- What to work on:
Take every line containing "name" from the material and copy it.

- Records for this exercise:

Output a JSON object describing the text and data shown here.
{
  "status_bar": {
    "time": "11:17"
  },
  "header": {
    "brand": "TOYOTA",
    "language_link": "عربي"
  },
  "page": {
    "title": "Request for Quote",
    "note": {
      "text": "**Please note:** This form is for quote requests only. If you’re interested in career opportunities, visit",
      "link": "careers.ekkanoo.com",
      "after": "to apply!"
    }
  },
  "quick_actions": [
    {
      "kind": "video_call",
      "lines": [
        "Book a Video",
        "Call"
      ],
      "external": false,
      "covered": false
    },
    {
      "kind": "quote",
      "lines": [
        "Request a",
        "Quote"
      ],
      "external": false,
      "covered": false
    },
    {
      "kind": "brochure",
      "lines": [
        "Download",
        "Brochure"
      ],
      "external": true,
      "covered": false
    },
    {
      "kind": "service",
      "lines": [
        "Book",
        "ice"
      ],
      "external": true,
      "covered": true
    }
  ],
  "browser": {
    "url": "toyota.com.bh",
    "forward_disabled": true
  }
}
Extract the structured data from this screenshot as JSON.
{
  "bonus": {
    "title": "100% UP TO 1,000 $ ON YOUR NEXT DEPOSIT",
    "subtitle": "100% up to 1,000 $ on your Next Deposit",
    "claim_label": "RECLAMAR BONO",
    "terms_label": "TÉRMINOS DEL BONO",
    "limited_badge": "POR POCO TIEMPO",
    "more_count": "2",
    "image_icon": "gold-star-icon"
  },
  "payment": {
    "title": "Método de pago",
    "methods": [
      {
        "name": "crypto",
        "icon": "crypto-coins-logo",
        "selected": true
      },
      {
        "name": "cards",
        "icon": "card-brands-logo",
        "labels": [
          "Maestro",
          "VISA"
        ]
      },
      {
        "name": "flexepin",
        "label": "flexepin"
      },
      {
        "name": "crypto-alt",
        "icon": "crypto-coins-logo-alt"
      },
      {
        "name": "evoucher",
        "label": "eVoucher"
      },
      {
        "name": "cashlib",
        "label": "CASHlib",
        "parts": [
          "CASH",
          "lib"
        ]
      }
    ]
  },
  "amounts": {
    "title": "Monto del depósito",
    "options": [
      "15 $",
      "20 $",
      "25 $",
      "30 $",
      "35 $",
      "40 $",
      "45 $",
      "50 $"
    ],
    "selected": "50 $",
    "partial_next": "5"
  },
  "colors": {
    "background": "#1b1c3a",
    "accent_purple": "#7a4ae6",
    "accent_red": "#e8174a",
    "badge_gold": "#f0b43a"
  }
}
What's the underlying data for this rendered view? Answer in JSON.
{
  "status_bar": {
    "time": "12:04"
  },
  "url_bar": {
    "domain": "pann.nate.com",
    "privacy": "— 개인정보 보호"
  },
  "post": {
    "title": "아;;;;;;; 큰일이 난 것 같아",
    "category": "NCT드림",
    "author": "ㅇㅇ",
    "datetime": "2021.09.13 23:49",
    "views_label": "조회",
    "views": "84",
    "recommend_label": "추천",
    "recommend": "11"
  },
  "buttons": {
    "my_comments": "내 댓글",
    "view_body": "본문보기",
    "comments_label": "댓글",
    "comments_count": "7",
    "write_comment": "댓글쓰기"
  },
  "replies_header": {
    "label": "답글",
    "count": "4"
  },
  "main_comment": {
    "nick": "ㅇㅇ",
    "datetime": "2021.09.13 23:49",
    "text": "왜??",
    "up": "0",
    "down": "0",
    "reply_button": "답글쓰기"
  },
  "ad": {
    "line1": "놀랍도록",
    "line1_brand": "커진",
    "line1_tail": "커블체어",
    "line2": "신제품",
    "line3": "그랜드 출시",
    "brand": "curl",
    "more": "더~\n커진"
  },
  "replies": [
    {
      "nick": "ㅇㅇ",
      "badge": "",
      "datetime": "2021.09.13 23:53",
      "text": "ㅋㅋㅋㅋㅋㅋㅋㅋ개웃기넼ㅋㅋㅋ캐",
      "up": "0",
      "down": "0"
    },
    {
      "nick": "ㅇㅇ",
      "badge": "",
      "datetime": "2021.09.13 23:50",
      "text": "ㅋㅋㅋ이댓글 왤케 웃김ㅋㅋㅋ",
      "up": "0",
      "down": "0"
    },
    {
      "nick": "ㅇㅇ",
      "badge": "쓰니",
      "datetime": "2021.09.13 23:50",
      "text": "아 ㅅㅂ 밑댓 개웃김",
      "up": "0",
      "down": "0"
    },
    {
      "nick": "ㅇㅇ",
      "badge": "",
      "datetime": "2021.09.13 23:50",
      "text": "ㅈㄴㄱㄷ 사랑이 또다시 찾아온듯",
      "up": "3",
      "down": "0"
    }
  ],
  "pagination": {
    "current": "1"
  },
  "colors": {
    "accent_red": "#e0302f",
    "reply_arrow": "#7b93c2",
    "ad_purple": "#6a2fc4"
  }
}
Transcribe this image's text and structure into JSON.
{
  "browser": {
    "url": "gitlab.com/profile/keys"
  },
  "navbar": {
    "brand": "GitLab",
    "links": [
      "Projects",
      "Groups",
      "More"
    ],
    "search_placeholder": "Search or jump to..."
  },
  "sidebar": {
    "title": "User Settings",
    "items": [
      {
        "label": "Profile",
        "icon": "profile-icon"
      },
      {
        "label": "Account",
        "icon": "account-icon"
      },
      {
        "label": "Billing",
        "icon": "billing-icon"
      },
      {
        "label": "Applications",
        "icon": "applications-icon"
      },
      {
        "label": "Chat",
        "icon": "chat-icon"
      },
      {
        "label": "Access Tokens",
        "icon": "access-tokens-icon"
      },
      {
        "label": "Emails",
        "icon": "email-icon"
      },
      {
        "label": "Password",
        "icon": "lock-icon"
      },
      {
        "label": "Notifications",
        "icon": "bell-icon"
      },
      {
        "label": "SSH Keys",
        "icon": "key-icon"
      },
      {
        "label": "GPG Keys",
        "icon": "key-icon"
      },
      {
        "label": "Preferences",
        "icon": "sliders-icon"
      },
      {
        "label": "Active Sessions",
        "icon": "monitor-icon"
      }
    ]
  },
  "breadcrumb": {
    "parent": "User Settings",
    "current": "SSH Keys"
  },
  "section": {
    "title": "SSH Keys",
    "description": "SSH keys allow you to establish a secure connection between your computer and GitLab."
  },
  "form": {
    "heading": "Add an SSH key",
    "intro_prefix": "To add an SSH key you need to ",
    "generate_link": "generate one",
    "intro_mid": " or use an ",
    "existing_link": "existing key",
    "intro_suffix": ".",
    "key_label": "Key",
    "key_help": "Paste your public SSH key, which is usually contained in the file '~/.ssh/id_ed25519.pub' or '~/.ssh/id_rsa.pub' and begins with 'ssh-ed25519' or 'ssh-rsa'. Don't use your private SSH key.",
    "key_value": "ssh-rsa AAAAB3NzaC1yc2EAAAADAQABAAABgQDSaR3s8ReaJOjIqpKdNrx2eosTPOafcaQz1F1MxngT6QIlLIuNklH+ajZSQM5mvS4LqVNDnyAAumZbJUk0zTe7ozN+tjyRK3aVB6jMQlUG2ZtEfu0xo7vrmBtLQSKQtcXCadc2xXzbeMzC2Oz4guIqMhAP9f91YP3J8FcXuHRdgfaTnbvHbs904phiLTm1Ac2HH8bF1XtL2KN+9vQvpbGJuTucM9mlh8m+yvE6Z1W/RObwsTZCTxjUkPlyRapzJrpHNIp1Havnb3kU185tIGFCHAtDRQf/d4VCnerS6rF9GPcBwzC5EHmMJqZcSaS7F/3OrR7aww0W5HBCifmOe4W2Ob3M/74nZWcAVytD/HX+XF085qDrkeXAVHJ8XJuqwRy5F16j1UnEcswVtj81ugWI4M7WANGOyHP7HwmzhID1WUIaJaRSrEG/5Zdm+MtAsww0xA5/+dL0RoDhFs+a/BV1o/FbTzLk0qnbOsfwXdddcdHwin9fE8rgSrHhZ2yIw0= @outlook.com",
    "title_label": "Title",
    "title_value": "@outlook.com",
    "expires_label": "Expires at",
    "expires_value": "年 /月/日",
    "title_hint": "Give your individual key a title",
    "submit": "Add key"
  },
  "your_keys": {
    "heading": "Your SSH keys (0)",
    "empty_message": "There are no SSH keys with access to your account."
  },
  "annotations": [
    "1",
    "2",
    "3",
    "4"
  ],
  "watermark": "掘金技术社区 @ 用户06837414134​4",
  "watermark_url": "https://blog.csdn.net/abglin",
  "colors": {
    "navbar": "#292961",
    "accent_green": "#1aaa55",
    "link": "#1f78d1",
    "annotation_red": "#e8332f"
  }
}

- Output of the task:
        "name": "crypto",
        "name": "cards",
        "name": "flexepin",
        "name": "crypto-alt",
        "name": "evoucher",
        "name": "cashlib",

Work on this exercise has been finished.